After publishing her memoir, "Lots of Candles, Plenty of Cake," in 2012, Pulitzer Prize-winning columnist Anna Quindlen has returned to the novel form. She talked about "Still Life With Bread Crumbs" (Random House, $26) -- her seventh novel -- from her home in Manhattan.
Your book explores some issues that women face past age 50. Is this somehow a continuation of your memoir?
Actually, the novel precedes "Lots of the Candles, Plenty of Cake." I'd started working on "Still Life With Bread Crumbs" when the idea for the memoir came. The novel had brought me back to something I'd done with "Blessings," in which one of the protagonists is 80-something. When you have a character who's farther along in the span of life, it's a richer vein to mine. You don't just get the young woman -- you get the young woman and the middle-aged woman and the older woman and the single woman and the mother all at the same time.
Your new protagonist, Rebecca Winter, is a photographer. How is that profession important to the story?
The more I thought about two aspects of Rebecca's life, the more it occurred to me that she was probably a photographer. One was this notion, in part inspired by how we live in New York City, about failing to see beneath the surface. The other was the idea of someone who had become well known not simply for her work but for what other people said about her work, which is often at variance with what she herself thinks.
Does this happen to you?
All the time. When I was doing a column called "Life in the Thirties," there was a lot of perfect-mother/ perfect-life stuff that seemed entirely laughable to me since half the time I couldn't find a clean pair of socks. But there was this sense that I was standing for something or, more correctly, that I was standing in for a lot of someones.
The ways in which that makes people think about you can be a little disconcerting.
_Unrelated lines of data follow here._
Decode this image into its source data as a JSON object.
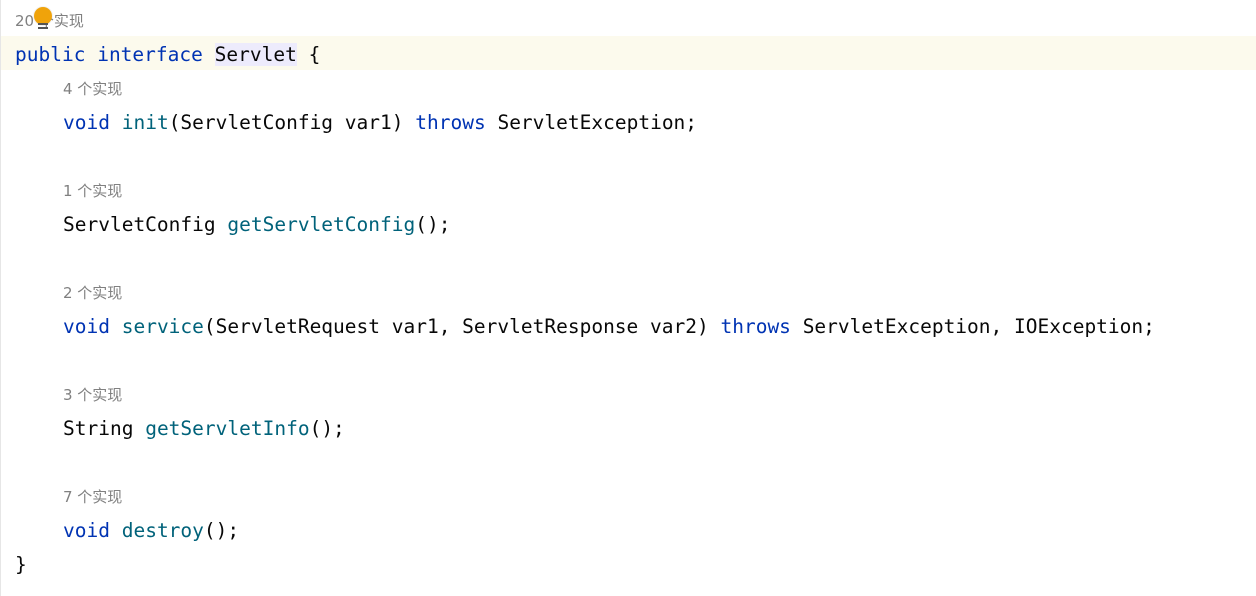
{
  "hints": {
    "interface": "20 个实现",
    "init": "4 个实现",
    "getServletConfig": "1 个实现",
    "service": "2 个实现",
    "getServletInfo": "3 个实现",
    "destroy": "7 个实现"
  },
  "code": {
    "line1": {
      "kw1": "public",
      "kw2": "interface",
      "name": "Servlet",
      "brace": "{"
    },
    "line_init": {
      "ret": "void",
      "name": "init",
      "params": "(ServletConfig var1)",
      "throws": "throws",
      "exc": "ServletException;"
    },
    "line_getConfig": {
      "ret": "ServletConfig",
      "name": "getServletConfig",
      "rest": "();"
    },
    "line_service": {
      "ret": "void",
      "name": "service",
      "params": "(ServletRequest var1, ServletResponse var2)",
      "throws": "throws",
      "exc": "ServletException, IOException;"
    },
    "line_getInfo": {
      "ret": "String",
      "name": "getServletInfo",
      "rest": "();"
    },
    "line_destroy": {
      "ret": "void",
      "name": "destroy",
      "rest": "();"
    },
    "closing_brace": "}"
  },
  "colors": {
    "keyword": "#0033b3",
    "method": "#00627a",
    "hint": "#808080",
    "gutter_marker": "#f0a30a"
  },
  "icons": {
    "gutter_marker": "implemented-marker-icon"
  }
}
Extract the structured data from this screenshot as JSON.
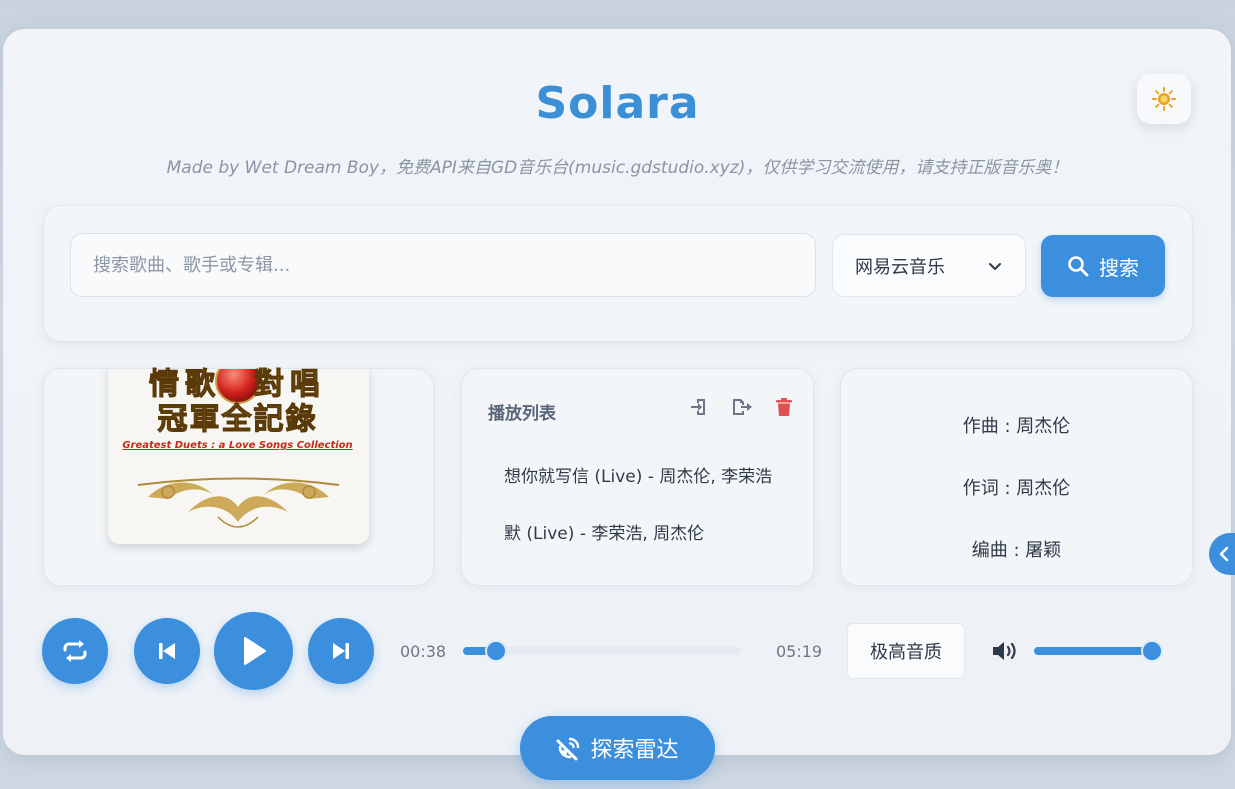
{
  "app": {
    "title": "Solara",
    "subtitle": "Made by Wet Dream Boy，免费API来自GD音乐台(music.gdstudio.xyz)，仅供学习交流使用，请支持正版音乐奥！"
  },
  "search": {
    "placeholder": "搜索歌曲、歌手或专辑...",
    "value": "",
    "source_selected": "网易云音乐",
    "button_label": "搜索"
  },
  "cover": {
    "title_line1": "情歌  對唱",
    "title_line2": "冠軍全記錄",
    "caption": "Greatest Duets : a Love Songs Collection"
  },
  "playlist": {
    "header": "播放列表",
    "items": [
      {
        "label": "想你就写信 (Live) - 周杰伦, 李荣浩"
      },
      {
        "label": "默 (Live) - 李荣浩, 周杰伦"
      }
    ]
  },
  "credits": {
    "composer": "作曲 : 周杰伦",
    "lyricist": "作词 : 周杰伦",
    "arranger": "编曲 : 屠颖"
  },
  "player": {
    "current_time": "00:38",
    "total_time": "05:19",
    "progress": 0.12,
    "quality_label": "极高音质",
    "volume": 1.0
  },
  "explore": {
    "label": "探索雷达"
  },
  "colors": {
    "accent": "#3b8fdd",
    "title": "#3a8fd6",
    "danger": "#e05252",
    "sun": "#f0a020"
  }
}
A woman once came up to me after a reading and said, "Can you write: 'For Mary, You're my very best friend'"? So I did write that for Mary, who had gone to the trouble of coming to a book-signing. On the other hand, I have a very best friend, and her name is not Mary. But sometimes readers have really illuminated my work for me. They can plumb a kind of unconscious vein of thought in a way that makes it clear to you that's what you were doing; you just weren't entirely aware of it at the time.
In "Still Life With Bread Crumbs," there's a critique of photography -- or any kind of art -- as a way for an artist to distance herself from real life.
When I wrote about my life at home in "Life in the Thirties," to some extent I was taking a messy existence that could be challenging and putting it in a neat little package that wasn't messy and seemed to imply that the challenge had been met. That's what we always do with art. And photographers hold a machine in front of their faces. But I do think there's a certain kind of photography, art, writing, that is not so distancing, because it contains within it a question and an engagement.
Your omniscient narrator knows more than all the characters could -- and more than the writer of a nonfiction book could. Is that one reason you write fiction?
It is. In fiction, you're liberated by invention. I loved being a reporter and a columnist, but I hewed very close to the blessed conventions of our business -- that is, that you take the notes and you excavate the facts and you tell exactly what happened. With the novel, it's not that I know Rebecca Winter. I become Rebecca Winter, because to write about characters in that omniscient- narrator way, we have to be able to slip in and out of their skin. Sometimes I felt limited by journalism because, as we all know from hearing about the blind man and the various parts of the elephant, what really happened can often be determined by precisely where you were standing. Fiction offers me an opportunity to take everything I've learned about the human condition through journalism and be all of the blind men at once.